Factors influencing serum antibody responses to streptococcal pyoderma were analyzed as part of a prospective investigation of the epidemiology of this disease. Studies were carried out in a well-defined rural southern population among whom pyoderma is highly endemic. Seventy-five black children, ages 2 to 6, enrolled in Project Headstart centers in Holmes County, Miss., were observed during July, Aug., and Sept., 1970. Each child had weekly cultures of skin lesions (if present) and throat; serum samples were obtained at the beginning and end of the 13-week study. Fifty-eight (77 per cent) of the 75 students had bacteriologically confirmed streptococcal pyoderma at some time during the study period. None developed acute glomerulonephritis. Subjects with pyoderma experienced statistically significant rises in mean log titers of antihyaluronidase (AH) and antideoxyribonuclease B (ADNase B) but not of antistreptolysin O (ASO). Although both ADNase B and AH tests were useful, the former appeared to be the more sensitive of the two in reflecting streptococcal skin infection. The magnitude of the immune response to streptococcal pyoderma was influenced both by initial serum antibody level and by persistence of infection. Differences in the immunologic response to streptococcal infections of throat and skin have immediate implications for the diagnostic laboratory and may in the future shed light upon the pathogenesis of nonsuppurative streptococcal sequels.

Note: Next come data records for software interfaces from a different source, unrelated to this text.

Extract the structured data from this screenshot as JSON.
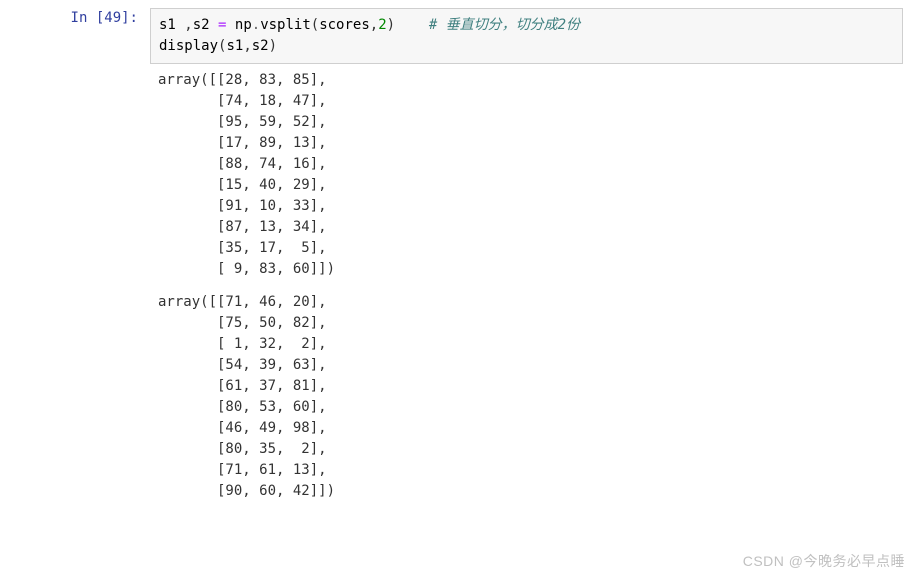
{
  "prompt": {
    "in_label": "In ",
    "exec_count": "[49]:"
  },
  "code": {
    "line1": {
      "var1": "s1 ",
      "comma1": ",",
      "var2": "s2 ",
      "assign": "= ",
      "module": "np",
      "dot": ".",
      "func": "vsplit",
      "lparen": "(",
      "arg1": "scores",
      "comma2": ",",
      "arg2": "2",
      "rparen": ")",
      "spacer": "    ",
      "comment": "# 垂直切分，切分成2份"
    },
    "line2": {
      "func": "display",
      "lparen": "(",
      "arg1": "s1",
      "comma": ",",
      "arg2": "s2",
      "rparen": ")"
    }
  },
  "output": {
    "array1": "array([[28, 83, 85],\n       [74, 18, 47],\n       [95, 59, 52],\n       [17, 89, 13],\n       [88, 74, 16],\n       [15, 40, 29],\n       [91, 10, 33],\n       [87, 13, 34],\n       [35, 17,  5],\n       [ 9, 83, 60]])",
    "array2": "array([[71, 46, 20],\n       [75, 50, 82],\n       [ 1, 32,  2],\n       [54, 39, 63],\n       [61, 37, 81],\n       [80, 53, 60],\n       [46, 49, 98],\n       [80, 35,  2],\n       [71, 61, 13],\n       [90, 60, 42]])"
  },
  "watermark": "CSDN @今晚务必早点睡"
}
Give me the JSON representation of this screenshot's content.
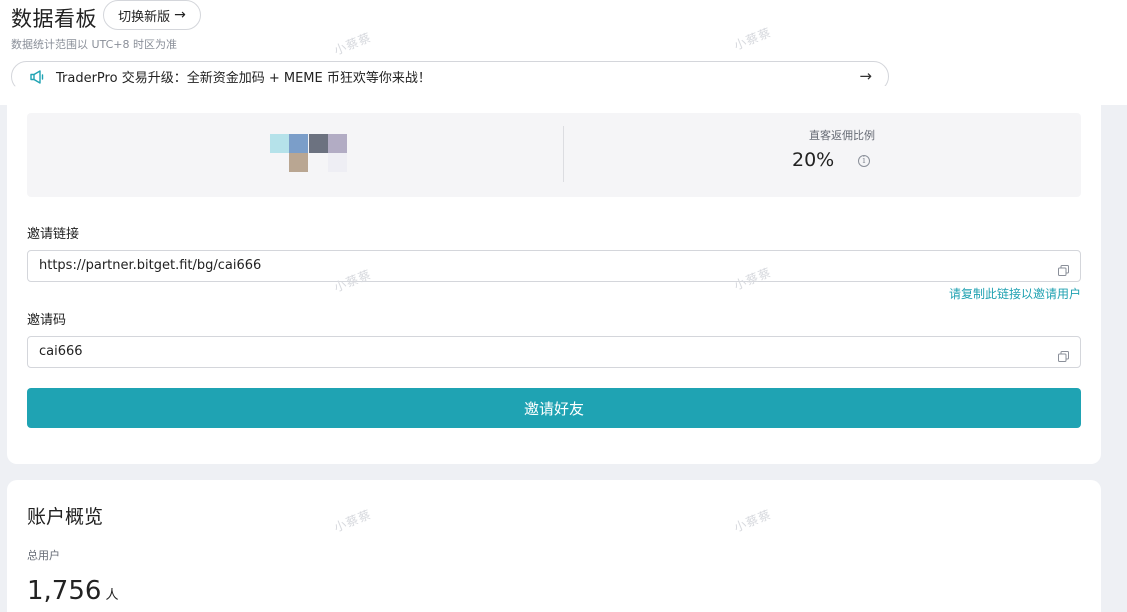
{
  "header": {
    "title": "数据看板",
    "switch_label": "切换新版",
    "subtitle": "数据统计范围以 UTC+8 时区为准",
    "notice": "TraderPro 交易升级：全新资金加码 + MEME 币狂欢等你来战！"
  },
  "invite": {
    "rebate_label": "直客返佣比例",
    "rebate_value": "20%",
    "link_label": "邀请链接",
    "link_value": "https://partner.bitget.fit/bg/cai666",
    "copy_hint": "请复制此链接以邀请用户",
    "code_label": "邀请码",
    "code_value": "cai666",
    "invite_button": "邀请好友"
  },
  "overview": {
    "title": "账户概览",
    "total_label": "总用户",
    "total_value": "1,756",
    "total_unit": "人"
  },
  "watermark_text": "小蔡蔡",
  "colors": {
    "accent": "#1fa3b3",
    "link": "#1fa1b1",
    "page_bg": "#eef0f4"
  }
}
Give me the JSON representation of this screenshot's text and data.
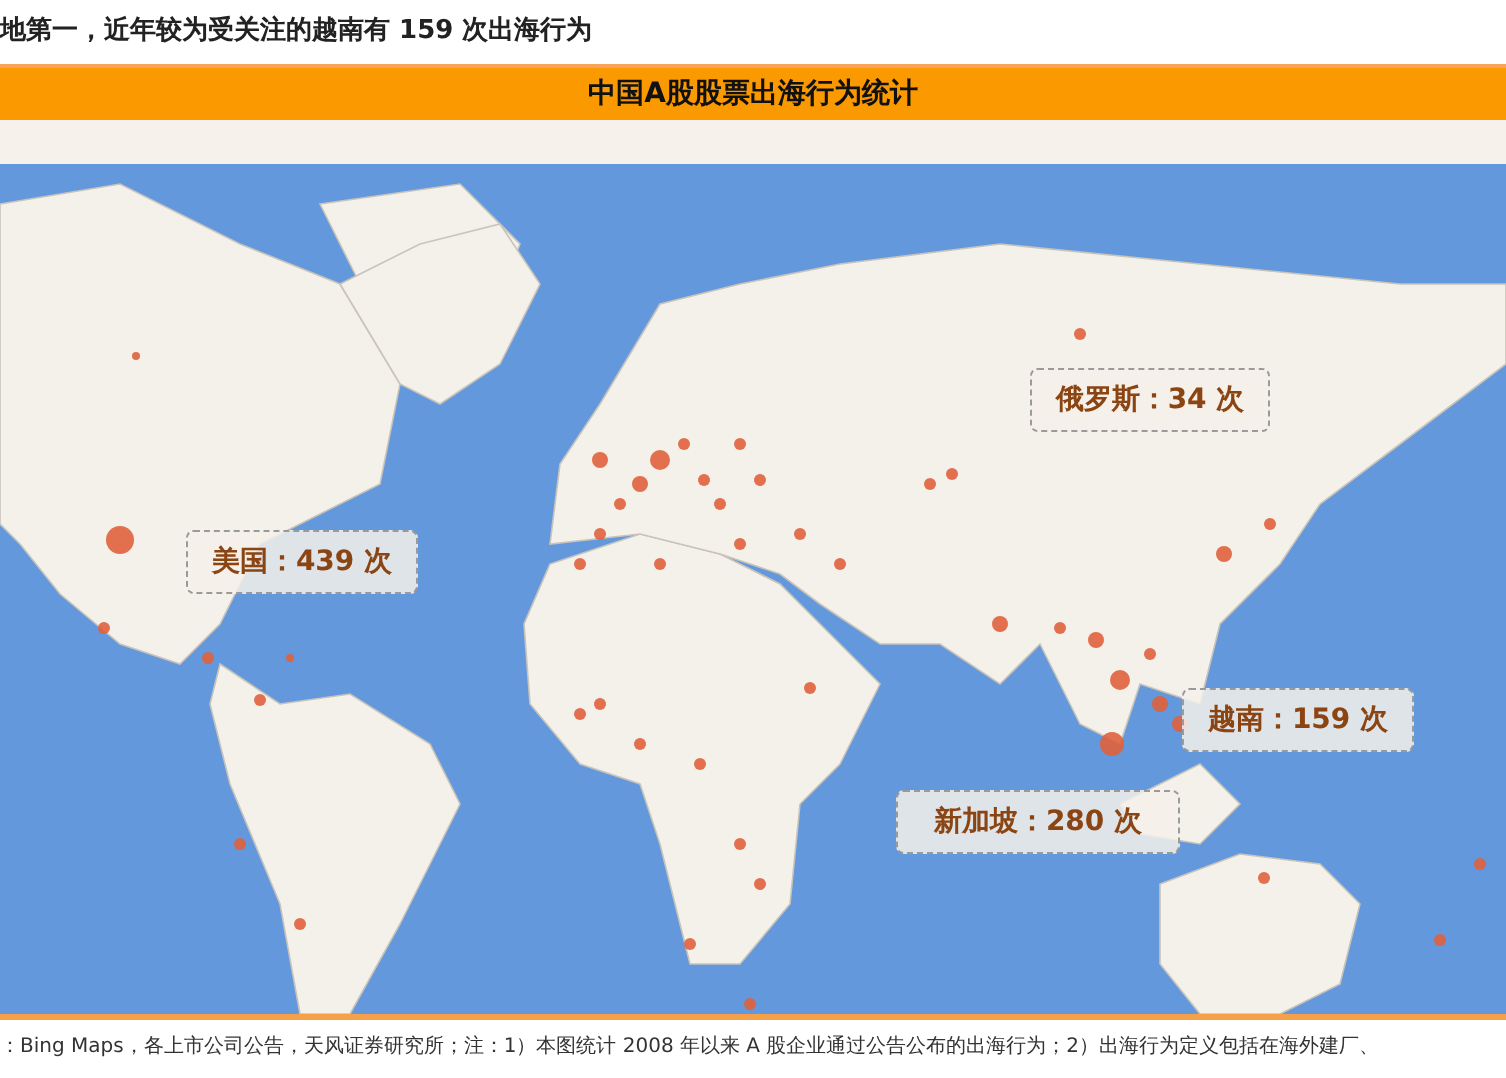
{
  "caption": "地第一，近年较为受关注的越南有 159 次出海行为",
  "title_bar": {
    "title": "中国A股股票出海行为统计"
  },
  "map": {
    "callouts": [
      {
        "label": "美国：439 次"
      },
      {
        "label": "俄罗斯：34 次"
      },
      {
        "label": "越南：159 次"
      },
      {
        "label": "新加坡：280 次"
      }
    ]
  },
  "source": "：Bing Maps，各上市公司公告，天风证券研究所；注：1）本图统计 2008 年以来 A 股企业通过公告公布的出海行为；2）出海行为定义包括在海外建厂、"
}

|Original language||English (US)|
|Number of pages||11|
|Journal||The Journal of laboratory and clinical medicine|
|State||Published - Mar 1973|
ASJC Scopus subject areas
- Pathology and Forensic Medicine